As most of you can tell, I have not been active here on my blog for a while. That mostly has to do with the energy expended preparing for Easter, but it also has to do with my own lack of focus. Since the middle of January, I have been dealing with the possibility of a move to another appointment in June. This past Monday, I was told my projected appointment.
This has been an unusual few months for me. For a while, I had plans to stay in this appointment until my oldest son and perhaps his younger brother finished high school. Of course, that was/is secondary to fulfilling my call here in this church, of equipping this congregation to make disciples in a growing community. I thought everything was going according to plan. When the PPRC began to fill out the advisory response form (the congregation’s sense of whether I need to be reappointed here), I realized my perceptions of where we were in this mutual ministry did not reflect reality. Normally, I would have sensed that sooner; grief for my brother has thrown me for a loop in more ways than one.

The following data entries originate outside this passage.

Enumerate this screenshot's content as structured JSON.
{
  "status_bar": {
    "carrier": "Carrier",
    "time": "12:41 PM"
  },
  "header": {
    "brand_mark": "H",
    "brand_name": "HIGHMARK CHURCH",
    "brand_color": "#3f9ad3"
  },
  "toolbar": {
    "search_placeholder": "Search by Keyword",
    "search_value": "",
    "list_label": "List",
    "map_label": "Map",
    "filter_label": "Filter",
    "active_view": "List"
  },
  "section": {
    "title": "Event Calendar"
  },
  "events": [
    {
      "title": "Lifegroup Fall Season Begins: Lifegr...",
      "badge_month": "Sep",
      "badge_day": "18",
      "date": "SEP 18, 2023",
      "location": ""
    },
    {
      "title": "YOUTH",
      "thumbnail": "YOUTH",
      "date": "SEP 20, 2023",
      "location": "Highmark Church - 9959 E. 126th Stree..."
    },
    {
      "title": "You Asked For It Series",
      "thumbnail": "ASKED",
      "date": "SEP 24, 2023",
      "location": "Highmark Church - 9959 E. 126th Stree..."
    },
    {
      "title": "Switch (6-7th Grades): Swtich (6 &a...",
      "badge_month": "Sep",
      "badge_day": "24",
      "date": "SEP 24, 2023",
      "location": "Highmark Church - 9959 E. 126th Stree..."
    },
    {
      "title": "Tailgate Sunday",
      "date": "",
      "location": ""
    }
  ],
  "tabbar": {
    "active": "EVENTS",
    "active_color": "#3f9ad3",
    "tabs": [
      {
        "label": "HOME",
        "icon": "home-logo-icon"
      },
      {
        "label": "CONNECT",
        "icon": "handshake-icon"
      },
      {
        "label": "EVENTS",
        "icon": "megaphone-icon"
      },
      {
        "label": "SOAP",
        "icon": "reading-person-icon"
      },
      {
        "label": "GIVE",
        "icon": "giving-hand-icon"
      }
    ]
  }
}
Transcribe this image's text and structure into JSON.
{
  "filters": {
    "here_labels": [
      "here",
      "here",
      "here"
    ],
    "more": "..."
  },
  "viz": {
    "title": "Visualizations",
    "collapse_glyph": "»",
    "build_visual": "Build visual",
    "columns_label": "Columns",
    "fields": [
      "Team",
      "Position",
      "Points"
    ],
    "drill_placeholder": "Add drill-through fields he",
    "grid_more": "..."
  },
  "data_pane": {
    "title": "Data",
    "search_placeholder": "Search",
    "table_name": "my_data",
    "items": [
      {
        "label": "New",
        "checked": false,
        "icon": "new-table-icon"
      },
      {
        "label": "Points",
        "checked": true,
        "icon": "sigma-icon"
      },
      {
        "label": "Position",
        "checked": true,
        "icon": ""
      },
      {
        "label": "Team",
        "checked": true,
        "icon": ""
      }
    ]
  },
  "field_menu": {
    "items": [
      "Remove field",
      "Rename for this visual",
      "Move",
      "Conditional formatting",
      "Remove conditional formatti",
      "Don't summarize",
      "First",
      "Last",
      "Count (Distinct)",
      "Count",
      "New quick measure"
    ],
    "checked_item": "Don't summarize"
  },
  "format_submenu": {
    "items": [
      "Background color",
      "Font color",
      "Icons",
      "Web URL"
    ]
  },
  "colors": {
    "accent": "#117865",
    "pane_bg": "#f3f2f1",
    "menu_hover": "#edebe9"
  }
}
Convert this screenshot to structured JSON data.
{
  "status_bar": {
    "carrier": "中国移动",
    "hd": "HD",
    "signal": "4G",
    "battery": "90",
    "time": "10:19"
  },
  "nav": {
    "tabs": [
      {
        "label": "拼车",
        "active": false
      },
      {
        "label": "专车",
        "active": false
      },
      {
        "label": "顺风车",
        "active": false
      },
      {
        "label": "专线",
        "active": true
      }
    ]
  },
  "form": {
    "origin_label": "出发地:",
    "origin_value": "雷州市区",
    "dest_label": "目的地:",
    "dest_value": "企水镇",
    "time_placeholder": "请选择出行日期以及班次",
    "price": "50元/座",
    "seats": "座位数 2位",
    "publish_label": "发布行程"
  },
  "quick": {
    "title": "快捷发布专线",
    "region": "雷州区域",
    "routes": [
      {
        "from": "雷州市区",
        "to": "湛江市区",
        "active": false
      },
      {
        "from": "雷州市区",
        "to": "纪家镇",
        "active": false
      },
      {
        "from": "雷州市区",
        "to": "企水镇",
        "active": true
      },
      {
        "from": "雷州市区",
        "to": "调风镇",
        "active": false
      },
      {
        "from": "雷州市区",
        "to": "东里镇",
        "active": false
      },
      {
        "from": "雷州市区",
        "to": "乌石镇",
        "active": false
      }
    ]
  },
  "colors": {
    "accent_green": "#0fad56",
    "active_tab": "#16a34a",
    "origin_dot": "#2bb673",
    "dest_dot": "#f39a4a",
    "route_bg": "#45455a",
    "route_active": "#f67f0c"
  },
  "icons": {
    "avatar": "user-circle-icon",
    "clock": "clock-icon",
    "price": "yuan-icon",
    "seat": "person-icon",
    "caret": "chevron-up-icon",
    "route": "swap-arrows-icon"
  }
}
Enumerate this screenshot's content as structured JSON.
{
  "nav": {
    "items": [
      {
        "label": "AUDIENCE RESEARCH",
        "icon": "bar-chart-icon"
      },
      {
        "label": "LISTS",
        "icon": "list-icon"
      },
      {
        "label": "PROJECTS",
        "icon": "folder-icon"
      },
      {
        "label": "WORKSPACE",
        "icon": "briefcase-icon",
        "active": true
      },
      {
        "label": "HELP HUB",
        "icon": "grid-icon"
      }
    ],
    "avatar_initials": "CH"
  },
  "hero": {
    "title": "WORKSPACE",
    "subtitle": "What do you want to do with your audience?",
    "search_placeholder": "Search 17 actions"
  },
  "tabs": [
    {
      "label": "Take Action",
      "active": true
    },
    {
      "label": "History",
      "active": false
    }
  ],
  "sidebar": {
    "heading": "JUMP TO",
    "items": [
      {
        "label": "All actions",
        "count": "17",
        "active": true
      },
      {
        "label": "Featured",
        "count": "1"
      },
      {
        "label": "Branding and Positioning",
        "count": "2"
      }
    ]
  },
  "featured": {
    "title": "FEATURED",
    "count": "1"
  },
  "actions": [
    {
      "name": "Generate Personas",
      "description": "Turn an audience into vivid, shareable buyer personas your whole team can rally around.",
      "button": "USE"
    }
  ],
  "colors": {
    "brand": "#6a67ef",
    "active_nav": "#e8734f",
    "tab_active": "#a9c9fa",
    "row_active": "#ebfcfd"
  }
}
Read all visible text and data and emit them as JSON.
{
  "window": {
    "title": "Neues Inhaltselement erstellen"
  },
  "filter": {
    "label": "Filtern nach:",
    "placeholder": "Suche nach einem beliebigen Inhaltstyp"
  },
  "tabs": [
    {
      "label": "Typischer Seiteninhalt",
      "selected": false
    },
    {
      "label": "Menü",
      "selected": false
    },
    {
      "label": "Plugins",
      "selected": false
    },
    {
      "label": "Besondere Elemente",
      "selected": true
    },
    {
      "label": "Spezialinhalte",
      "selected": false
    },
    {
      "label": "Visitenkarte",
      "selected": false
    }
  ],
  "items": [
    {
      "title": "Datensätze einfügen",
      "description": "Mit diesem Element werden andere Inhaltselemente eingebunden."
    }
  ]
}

I had to face the possibility that my plans for my ministry in this place might not happen in the way that I thought. Needless to say, that was not what I wanted for me or my family. For a couple of months I have dealt with this, trying to discern whether I wanted to fight it through and stay or yield to perhaps a greater wisdom. Within all of that is the fear that all United Methodist clergy have of what happens if we do move– the next church, schools, community, spouse’s career.
It took some time, but I found peace in not following my original plan; I remembered equipping people for ministry is my specific call to wherever I serve– not just an India Hook specific plan. So for the past few weeks, I have been looking forward to March 31 to see what would be our next step as a family.
This week I am preaching Luke’s Walk to Emmaus story. It is an Easter evening story of Christ’s hidden presence with two of his followers in the chaotic and anxious days following the death of our Lord. I have taken some comfort in this story over the past couple of weeks; for there are times when life does not go according to our plans and dreams— when we feel abandoned, unsure and uncertain about the lifepath ahead of us. There are times when we are certain we walk alone, for we do not perceive the presence of Christ.
Yet, even in our clouded or mistaken perceptions, as churches and as pastors and as families, Christ walks with us. The days ahead of adjustment to leaving behind our plans, friends, and our familiar ways will not be easy. But we do not go alone. We go into a new future–a new way of being– with our Lord who walks with us in unseen, but not unfelt ways.